EXERCISE - Below are some records. Copy every line in them that holds "main".

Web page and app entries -
━━━━━━━━

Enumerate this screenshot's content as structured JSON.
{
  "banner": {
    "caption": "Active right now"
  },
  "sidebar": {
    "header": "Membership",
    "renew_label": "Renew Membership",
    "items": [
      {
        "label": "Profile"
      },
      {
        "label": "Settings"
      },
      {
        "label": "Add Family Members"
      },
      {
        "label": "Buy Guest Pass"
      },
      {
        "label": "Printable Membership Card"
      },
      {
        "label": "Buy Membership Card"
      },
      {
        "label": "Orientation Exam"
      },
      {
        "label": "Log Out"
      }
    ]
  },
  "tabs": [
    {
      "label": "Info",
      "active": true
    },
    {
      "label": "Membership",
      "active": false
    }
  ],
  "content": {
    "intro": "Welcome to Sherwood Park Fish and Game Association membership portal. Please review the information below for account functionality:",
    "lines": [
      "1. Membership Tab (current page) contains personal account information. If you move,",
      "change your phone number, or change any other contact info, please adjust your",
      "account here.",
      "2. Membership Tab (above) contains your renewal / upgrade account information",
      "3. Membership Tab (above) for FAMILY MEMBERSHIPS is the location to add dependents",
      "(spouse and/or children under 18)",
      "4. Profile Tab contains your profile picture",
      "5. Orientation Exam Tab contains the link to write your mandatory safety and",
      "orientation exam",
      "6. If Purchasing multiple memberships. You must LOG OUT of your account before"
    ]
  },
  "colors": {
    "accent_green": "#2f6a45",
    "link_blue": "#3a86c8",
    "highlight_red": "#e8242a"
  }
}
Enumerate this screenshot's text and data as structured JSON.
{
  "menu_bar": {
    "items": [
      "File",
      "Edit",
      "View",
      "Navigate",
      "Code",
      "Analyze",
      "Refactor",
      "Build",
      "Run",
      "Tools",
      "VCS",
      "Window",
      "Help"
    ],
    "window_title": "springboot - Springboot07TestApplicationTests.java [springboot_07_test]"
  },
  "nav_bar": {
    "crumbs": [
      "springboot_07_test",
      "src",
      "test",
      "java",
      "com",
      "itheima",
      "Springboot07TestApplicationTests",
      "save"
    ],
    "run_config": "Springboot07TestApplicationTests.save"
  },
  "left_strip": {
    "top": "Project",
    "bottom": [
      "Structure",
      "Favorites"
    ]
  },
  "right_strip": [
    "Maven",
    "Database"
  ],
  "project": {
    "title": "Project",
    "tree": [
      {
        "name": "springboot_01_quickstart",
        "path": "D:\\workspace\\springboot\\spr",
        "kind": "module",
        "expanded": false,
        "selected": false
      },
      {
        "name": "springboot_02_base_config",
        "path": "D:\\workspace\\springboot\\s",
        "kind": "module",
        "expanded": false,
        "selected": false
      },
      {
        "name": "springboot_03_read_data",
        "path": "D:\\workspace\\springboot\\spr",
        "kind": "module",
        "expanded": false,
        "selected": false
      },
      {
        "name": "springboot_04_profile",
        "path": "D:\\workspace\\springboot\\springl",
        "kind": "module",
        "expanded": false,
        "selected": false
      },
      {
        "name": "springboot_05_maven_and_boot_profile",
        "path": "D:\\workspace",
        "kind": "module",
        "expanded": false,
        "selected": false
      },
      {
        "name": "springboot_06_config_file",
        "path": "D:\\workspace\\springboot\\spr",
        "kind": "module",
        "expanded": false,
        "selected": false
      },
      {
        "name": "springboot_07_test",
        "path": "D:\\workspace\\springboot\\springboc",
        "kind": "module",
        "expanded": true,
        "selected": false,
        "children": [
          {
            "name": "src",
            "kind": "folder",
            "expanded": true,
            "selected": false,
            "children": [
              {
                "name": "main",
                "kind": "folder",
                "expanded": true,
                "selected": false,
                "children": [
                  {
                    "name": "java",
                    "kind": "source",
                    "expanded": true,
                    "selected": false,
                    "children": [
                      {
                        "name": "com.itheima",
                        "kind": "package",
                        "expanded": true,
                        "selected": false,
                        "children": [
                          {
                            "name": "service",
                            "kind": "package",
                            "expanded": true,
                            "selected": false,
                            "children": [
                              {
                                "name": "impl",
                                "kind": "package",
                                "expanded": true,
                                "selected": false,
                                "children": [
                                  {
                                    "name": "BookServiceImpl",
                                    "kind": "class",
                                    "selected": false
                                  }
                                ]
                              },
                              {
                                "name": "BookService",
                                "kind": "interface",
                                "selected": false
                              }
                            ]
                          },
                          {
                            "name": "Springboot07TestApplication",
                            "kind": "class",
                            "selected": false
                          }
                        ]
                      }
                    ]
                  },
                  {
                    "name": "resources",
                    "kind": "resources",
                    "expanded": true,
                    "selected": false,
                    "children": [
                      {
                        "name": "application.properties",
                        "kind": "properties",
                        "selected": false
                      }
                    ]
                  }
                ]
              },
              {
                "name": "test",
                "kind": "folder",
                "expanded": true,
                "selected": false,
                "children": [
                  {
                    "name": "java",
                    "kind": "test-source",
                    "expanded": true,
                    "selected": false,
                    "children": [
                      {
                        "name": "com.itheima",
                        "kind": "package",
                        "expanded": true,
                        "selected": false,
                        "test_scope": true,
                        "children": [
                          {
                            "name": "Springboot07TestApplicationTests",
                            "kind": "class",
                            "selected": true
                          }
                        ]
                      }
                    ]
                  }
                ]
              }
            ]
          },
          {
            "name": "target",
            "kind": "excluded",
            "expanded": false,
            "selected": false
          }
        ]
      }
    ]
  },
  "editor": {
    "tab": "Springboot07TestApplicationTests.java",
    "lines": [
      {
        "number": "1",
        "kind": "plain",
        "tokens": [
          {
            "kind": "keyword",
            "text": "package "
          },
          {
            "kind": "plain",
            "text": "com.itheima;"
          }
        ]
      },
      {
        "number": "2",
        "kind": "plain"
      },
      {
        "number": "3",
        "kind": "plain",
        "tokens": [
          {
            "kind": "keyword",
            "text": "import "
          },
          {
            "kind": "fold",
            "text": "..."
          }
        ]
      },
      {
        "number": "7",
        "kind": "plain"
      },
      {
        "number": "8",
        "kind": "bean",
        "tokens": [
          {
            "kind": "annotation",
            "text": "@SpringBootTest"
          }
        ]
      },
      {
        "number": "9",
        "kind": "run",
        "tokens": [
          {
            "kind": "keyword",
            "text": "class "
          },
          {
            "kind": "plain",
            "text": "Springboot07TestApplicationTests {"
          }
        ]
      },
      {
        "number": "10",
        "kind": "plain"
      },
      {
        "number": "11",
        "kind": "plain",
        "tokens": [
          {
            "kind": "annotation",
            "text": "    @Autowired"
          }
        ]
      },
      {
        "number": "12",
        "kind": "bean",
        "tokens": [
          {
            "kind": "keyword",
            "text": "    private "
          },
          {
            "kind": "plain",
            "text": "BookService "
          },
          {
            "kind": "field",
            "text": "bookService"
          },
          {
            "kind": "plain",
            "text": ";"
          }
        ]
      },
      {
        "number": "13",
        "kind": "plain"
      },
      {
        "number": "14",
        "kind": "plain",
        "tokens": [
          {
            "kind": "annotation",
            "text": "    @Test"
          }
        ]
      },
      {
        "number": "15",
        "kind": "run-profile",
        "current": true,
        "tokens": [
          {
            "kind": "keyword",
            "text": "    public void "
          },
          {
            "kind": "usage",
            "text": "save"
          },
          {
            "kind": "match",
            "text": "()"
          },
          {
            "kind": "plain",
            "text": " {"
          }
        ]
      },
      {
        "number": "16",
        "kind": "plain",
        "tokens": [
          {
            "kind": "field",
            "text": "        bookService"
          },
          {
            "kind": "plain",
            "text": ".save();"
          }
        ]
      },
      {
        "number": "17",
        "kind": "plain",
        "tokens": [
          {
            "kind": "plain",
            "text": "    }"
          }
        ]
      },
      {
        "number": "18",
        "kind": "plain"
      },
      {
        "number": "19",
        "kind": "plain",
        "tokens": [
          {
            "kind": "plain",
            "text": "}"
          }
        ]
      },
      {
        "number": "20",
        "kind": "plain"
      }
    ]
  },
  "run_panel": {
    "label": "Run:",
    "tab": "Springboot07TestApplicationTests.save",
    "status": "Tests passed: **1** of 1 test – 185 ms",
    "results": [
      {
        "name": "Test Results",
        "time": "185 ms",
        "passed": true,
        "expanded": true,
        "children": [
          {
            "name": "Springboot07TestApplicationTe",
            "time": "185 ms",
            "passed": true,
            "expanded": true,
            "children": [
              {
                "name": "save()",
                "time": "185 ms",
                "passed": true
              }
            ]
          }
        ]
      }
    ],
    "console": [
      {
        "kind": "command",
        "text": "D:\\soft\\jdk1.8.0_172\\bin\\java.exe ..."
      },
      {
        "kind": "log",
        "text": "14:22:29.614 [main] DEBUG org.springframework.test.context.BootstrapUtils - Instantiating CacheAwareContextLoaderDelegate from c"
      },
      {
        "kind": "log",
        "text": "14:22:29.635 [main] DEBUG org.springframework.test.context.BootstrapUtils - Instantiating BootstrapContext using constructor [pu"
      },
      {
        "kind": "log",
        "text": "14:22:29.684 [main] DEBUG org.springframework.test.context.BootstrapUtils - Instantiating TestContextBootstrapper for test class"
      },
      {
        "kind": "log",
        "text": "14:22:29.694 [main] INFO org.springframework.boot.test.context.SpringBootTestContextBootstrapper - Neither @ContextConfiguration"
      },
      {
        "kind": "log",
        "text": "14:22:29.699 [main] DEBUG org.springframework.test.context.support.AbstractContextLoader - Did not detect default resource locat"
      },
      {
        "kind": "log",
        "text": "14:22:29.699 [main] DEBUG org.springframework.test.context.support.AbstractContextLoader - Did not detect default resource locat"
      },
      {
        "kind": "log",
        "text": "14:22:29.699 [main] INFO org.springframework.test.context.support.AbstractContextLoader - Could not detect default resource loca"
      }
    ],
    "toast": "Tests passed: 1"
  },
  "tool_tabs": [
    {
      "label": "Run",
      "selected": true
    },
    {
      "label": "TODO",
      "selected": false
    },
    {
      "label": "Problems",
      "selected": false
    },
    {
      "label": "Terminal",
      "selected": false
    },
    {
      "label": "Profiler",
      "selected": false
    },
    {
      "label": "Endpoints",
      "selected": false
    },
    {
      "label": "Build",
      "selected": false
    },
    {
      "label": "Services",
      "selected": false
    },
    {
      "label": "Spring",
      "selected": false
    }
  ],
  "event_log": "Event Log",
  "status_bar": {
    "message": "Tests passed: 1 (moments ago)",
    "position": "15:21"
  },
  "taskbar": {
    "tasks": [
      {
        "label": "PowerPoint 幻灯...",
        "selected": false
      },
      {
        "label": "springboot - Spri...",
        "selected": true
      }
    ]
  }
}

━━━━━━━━

SOLUTION FOR THIS EXERCISE -
                "name": "main",
        "text": "14:22:29.614 [main] DEBUG org.springframework.test.context.BootstrapUtils - Instantiating CacheAwareContextLoaderDelegate from c"
        "text": "14:22:29.635 [main] DEBUG org.springframework.test.context.BootstrapUtils - Instantiating BootstrapContext using constructor [pu"
        "text": "14:22:29.684 [main] DEBUG org.springframework.test.context.BootstrapUtils - Instantiating TestContextBootstrapper for test class"
        "text": "14:22:29.694 [main] INFO org.springframework.boot.test.context.SpringBootTestContextBootstrapper - Neither @ContextConfiguration"
        "text": "14:22:29.699 [main] DEBUG org.springframework.test.context.support.AbstractContextLoader - Did not detect default resource locat"
        "text": "14:22:29.699 [main] DEBUG org.springframework.test.context.support.AbstractContextLoader - Did not detect default resource locat"
        "text": "14:22:29.699 [main] INFO org.springframework.test.context.support.AbstractContextLoader - Could not detect default resource loca"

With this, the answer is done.